Among the lines of the material, copy those that hold the string "screenshot".
══ SUPPLIED MATERIAL
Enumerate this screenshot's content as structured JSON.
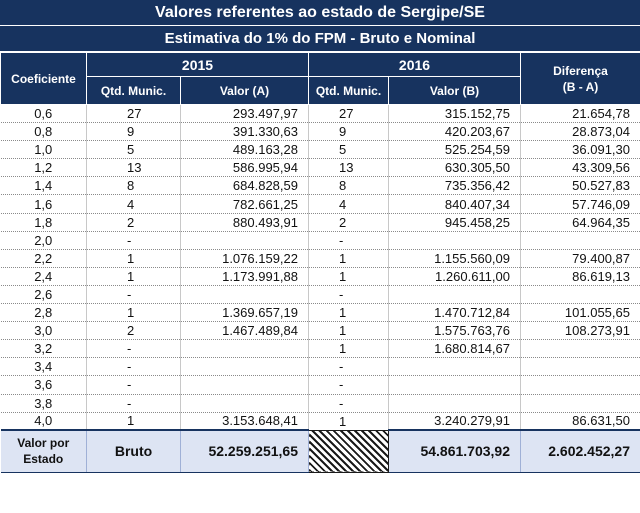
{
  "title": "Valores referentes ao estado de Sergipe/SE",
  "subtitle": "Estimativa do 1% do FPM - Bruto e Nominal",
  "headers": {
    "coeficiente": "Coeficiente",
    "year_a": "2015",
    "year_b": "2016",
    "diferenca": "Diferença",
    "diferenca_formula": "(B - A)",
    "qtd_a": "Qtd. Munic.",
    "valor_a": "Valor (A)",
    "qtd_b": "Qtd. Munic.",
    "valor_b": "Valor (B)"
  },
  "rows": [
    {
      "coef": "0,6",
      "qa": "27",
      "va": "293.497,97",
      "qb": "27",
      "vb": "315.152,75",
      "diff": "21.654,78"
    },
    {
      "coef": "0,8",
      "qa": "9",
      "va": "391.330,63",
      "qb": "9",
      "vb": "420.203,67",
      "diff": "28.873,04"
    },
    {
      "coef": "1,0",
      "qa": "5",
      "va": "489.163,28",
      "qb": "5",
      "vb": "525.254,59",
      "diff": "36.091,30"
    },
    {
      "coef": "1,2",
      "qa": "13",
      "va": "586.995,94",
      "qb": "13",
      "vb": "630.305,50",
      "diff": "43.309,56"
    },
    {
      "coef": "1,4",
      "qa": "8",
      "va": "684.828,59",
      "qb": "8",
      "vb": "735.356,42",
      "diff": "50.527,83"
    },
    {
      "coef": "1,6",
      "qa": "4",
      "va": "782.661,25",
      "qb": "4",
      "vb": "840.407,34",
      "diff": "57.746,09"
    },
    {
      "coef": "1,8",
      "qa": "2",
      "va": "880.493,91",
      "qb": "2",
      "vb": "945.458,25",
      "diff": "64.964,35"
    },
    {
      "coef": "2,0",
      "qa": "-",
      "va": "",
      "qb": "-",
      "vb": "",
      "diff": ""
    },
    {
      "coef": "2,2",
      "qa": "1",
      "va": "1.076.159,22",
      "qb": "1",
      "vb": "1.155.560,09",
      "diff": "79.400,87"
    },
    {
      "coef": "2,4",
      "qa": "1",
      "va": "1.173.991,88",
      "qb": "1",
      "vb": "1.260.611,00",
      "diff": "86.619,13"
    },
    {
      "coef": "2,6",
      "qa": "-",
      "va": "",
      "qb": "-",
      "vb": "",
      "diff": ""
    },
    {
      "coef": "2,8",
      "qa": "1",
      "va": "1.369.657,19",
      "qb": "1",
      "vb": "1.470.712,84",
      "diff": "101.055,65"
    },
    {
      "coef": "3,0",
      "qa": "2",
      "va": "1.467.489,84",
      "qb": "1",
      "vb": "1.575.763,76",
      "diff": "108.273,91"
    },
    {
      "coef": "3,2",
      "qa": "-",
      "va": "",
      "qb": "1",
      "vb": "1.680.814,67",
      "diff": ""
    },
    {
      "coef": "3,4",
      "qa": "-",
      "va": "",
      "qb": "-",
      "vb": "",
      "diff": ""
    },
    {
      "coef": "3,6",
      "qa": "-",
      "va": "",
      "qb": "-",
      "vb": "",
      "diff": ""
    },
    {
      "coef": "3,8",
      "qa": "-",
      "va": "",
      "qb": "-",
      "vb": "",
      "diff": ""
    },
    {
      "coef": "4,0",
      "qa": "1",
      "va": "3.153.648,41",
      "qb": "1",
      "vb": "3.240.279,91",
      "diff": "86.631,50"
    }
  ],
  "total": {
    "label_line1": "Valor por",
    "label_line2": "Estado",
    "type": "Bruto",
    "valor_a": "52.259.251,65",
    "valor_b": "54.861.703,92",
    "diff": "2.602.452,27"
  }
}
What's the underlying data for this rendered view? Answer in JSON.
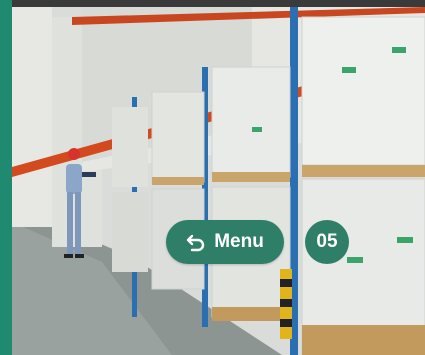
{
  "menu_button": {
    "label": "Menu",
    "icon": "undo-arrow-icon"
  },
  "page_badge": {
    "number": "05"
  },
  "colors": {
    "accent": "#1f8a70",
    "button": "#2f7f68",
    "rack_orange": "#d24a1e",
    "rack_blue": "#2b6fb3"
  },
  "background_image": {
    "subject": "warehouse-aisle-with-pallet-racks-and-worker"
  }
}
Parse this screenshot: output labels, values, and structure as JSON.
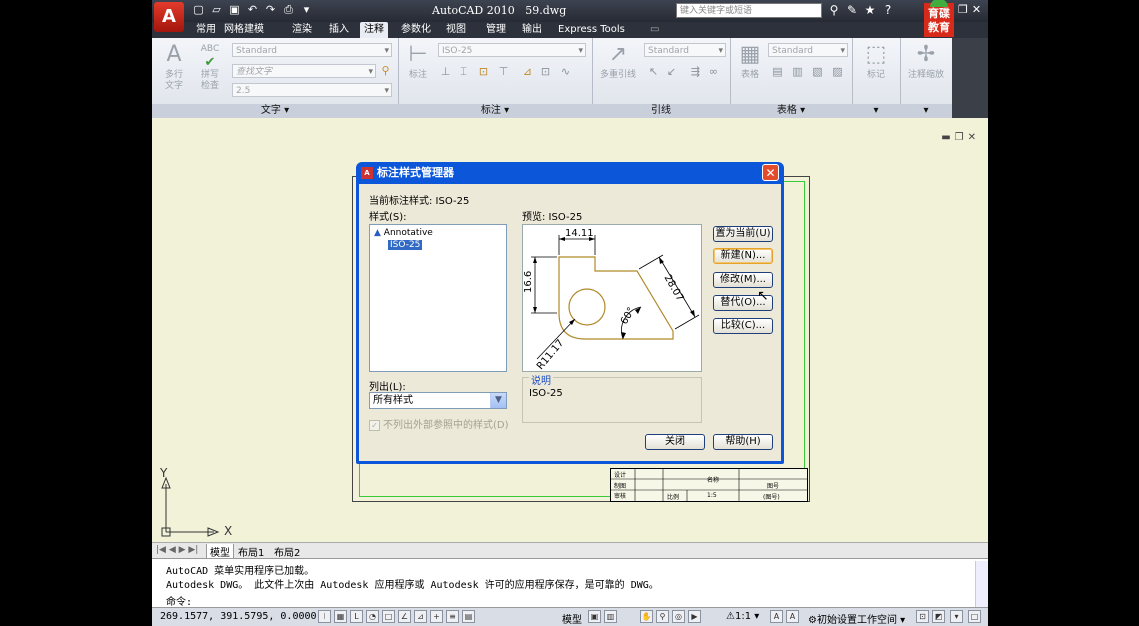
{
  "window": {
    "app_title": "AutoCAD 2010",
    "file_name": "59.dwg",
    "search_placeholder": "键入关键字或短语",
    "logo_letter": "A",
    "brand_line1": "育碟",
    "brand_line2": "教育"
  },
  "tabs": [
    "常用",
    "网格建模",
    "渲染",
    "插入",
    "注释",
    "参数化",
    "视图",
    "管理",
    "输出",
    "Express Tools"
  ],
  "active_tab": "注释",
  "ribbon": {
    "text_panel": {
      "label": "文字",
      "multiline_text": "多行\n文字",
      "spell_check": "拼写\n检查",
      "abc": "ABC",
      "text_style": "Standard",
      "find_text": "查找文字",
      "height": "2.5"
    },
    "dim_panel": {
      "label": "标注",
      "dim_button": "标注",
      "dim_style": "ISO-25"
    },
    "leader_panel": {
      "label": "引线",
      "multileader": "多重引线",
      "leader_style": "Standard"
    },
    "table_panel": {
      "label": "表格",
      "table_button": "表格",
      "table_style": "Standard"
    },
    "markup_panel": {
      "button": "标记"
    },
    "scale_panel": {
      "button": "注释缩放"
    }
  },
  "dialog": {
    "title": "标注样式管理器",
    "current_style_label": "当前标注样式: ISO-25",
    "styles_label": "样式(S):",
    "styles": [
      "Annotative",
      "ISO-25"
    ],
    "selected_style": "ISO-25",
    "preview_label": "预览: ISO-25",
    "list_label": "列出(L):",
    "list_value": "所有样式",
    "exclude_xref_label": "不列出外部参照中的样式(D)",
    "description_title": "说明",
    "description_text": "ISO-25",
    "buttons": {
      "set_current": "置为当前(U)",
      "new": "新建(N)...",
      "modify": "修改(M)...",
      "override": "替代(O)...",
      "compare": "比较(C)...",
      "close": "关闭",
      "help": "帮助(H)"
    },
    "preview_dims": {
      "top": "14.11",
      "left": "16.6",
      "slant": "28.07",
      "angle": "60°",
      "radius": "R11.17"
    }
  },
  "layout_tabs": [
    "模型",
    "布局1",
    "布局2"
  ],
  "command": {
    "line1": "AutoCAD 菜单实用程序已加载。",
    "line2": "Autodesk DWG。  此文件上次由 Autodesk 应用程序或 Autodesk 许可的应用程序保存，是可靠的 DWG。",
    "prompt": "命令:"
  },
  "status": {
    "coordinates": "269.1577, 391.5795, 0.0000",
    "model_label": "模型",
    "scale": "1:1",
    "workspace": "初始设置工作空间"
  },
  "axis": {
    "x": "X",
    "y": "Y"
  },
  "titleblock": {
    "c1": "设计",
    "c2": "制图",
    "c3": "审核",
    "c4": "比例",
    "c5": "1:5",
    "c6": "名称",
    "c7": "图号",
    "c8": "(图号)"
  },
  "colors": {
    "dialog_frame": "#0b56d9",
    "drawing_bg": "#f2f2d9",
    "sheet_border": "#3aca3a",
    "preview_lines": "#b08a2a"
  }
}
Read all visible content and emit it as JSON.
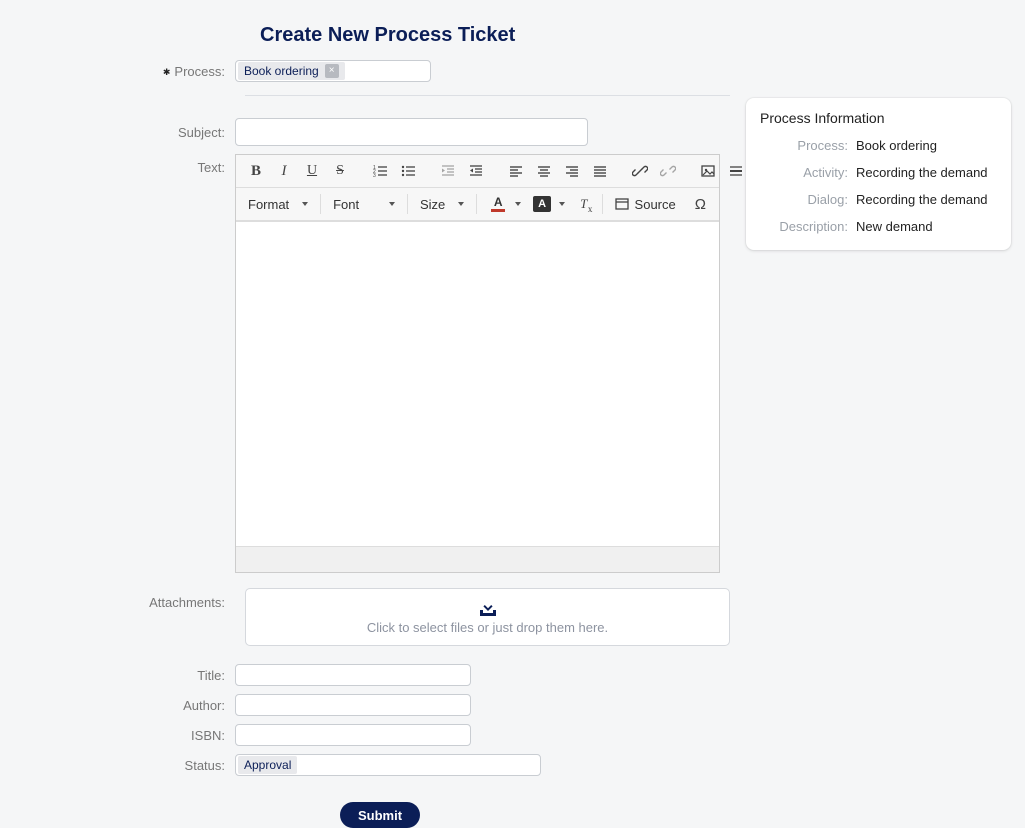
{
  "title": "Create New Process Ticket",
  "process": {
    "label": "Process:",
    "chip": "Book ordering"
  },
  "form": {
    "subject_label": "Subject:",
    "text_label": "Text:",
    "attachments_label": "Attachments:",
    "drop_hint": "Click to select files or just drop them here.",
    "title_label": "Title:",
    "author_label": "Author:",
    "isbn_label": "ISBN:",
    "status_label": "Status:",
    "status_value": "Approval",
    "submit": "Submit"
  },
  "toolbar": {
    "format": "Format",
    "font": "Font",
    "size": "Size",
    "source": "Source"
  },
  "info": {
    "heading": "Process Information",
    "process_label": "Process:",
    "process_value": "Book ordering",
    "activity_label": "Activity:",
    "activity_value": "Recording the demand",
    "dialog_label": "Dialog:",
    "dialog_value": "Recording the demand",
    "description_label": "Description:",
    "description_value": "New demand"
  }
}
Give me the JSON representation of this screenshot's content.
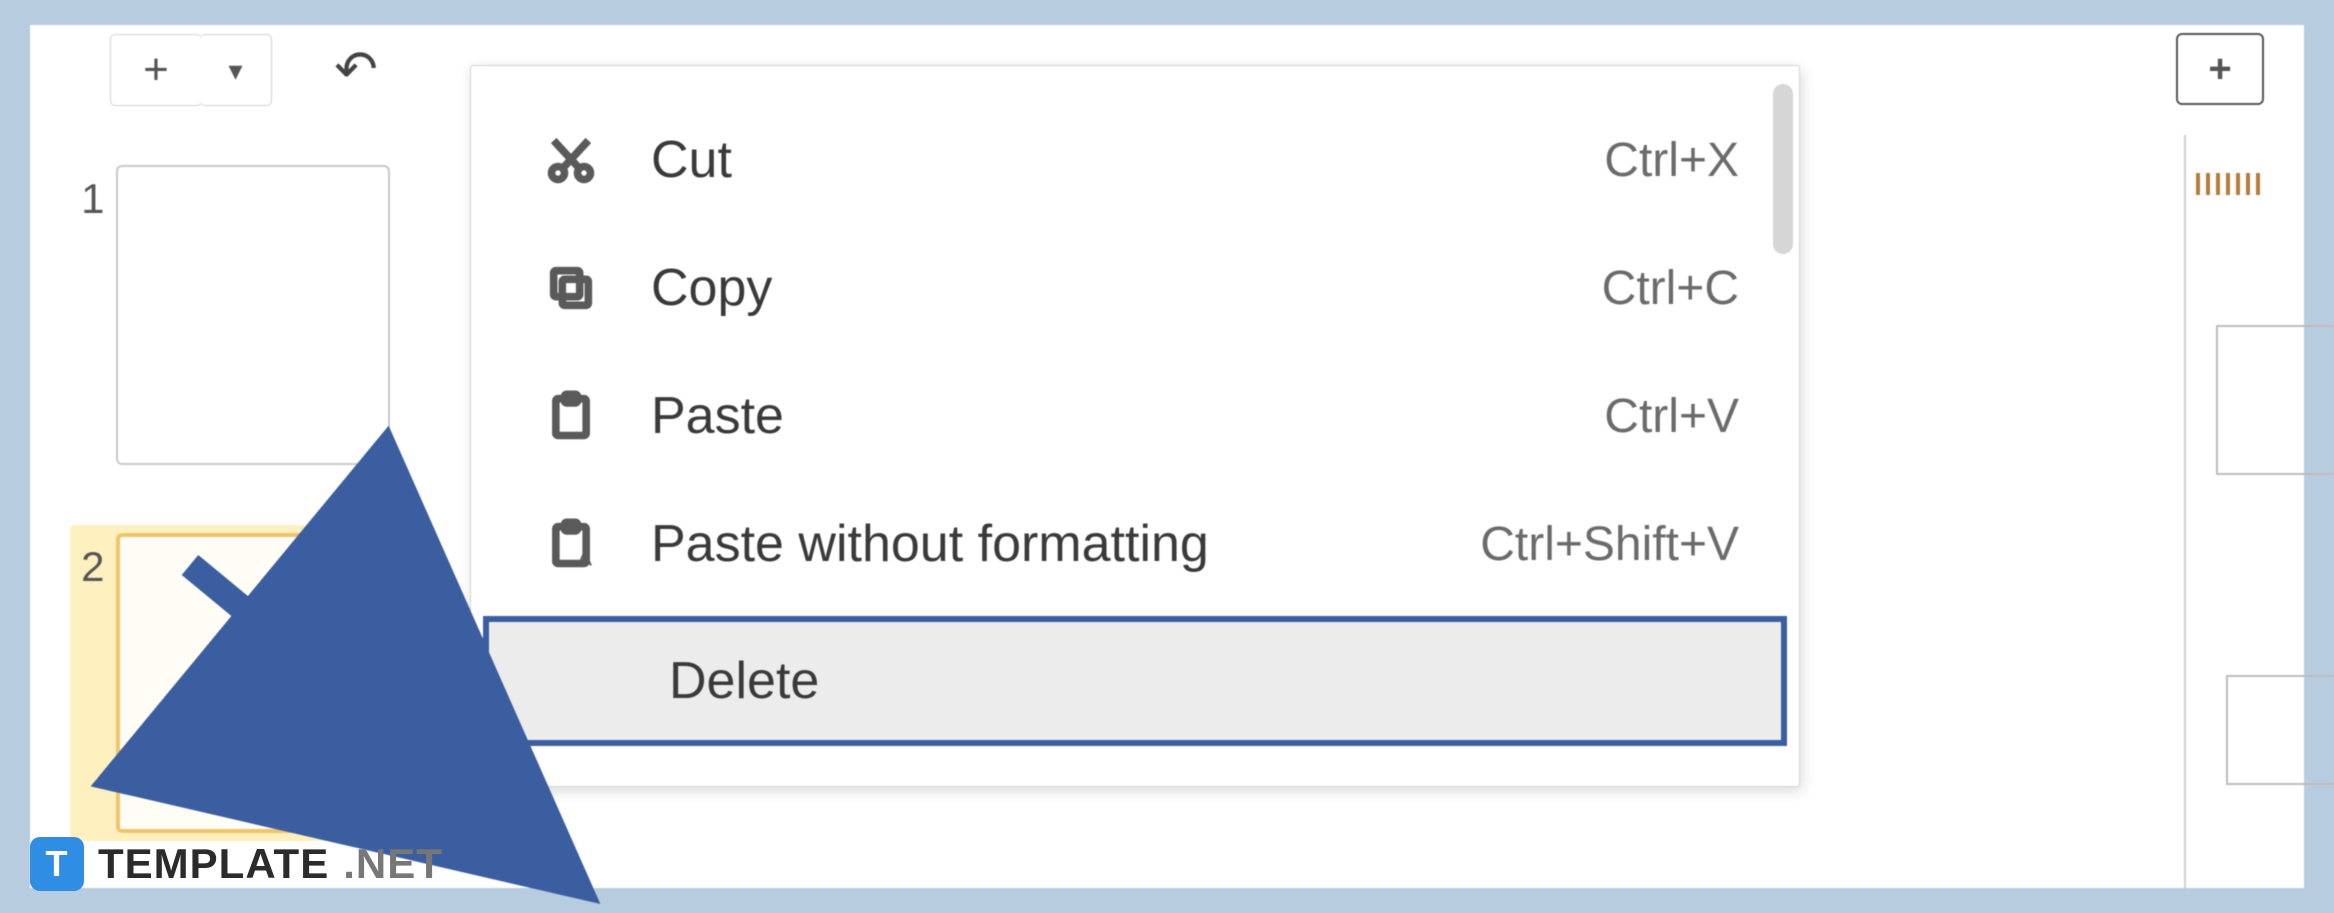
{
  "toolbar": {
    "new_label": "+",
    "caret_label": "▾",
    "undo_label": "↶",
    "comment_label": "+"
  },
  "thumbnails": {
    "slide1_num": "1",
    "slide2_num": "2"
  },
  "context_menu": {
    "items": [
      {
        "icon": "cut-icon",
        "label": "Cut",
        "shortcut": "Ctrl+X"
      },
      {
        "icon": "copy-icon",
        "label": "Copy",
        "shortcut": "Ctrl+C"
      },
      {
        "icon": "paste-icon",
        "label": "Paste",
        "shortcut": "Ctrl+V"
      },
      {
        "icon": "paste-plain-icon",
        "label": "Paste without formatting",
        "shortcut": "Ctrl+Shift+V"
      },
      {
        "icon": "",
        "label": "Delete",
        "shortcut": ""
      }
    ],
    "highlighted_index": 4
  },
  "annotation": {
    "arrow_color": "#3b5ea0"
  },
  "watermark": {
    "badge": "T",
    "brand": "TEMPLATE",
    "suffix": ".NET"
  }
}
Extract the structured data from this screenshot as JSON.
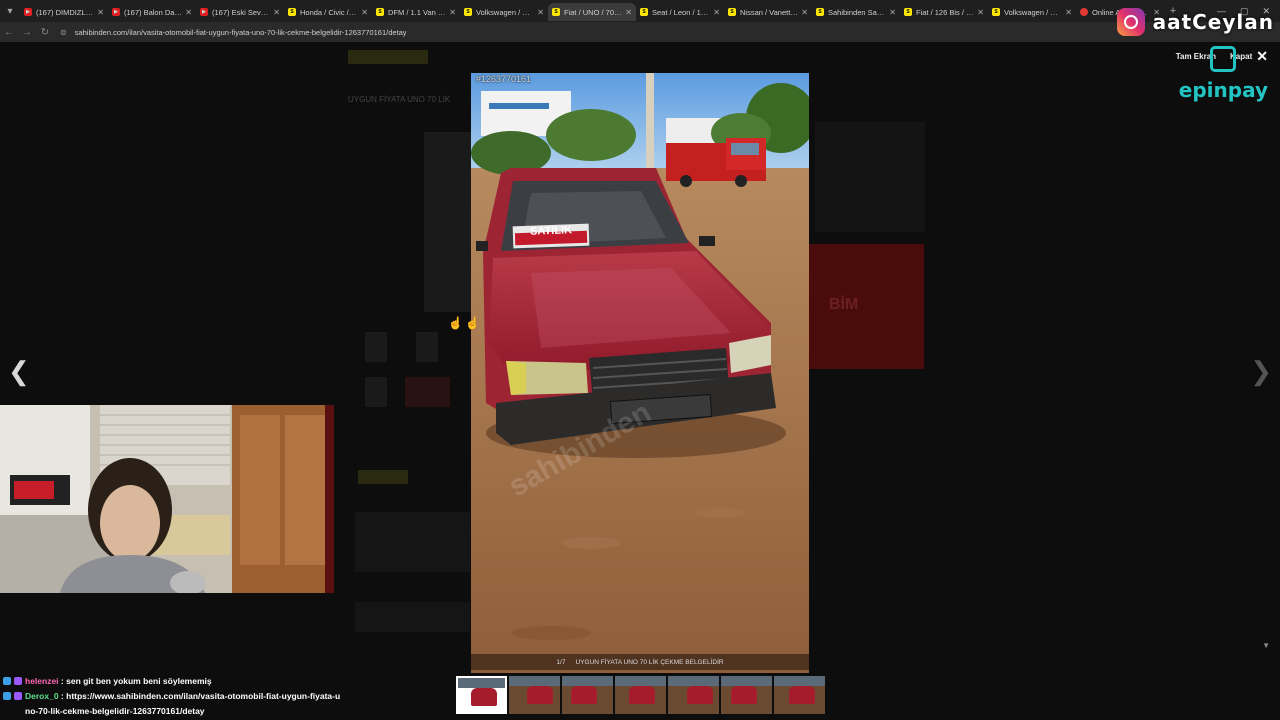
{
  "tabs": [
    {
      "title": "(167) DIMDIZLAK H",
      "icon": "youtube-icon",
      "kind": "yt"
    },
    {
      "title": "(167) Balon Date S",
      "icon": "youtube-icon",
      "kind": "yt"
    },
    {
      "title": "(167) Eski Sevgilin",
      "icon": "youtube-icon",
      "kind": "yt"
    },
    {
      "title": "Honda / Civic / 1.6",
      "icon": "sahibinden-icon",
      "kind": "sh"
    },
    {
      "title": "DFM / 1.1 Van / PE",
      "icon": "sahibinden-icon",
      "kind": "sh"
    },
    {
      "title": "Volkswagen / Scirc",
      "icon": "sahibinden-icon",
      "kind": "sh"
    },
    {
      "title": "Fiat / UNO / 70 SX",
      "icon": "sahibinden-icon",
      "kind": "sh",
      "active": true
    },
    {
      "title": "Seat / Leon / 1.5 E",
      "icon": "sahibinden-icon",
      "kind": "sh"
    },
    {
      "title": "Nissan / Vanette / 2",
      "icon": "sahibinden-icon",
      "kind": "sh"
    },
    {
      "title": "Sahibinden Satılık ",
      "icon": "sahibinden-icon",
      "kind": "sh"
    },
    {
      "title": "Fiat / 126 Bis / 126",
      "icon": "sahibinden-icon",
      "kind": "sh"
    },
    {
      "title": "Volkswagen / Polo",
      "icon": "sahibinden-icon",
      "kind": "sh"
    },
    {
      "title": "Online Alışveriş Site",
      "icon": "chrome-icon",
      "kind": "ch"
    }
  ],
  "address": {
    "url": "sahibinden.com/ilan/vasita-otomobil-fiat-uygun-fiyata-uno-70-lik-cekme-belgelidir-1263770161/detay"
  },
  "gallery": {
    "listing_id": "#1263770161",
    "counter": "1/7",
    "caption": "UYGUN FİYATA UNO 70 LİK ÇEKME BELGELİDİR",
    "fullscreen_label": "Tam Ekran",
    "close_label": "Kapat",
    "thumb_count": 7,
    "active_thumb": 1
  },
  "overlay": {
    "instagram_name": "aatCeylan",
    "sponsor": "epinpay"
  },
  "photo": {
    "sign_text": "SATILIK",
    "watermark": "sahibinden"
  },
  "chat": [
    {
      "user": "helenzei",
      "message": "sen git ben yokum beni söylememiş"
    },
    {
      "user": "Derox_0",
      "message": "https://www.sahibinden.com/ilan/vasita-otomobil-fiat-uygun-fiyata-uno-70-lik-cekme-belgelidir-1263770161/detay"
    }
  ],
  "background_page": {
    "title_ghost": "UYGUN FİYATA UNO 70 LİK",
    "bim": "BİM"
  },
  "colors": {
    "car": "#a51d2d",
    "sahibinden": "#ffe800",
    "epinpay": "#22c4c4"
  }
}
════
WRITTEN ANSWER:
Enumerate this screenshot's content as structured JSON.
Parse this screenshot: output labels, values, and structure as JSON.
Give me the JSON representation of this screenshot's content.
Extract the structured data from this screenshot as JSON.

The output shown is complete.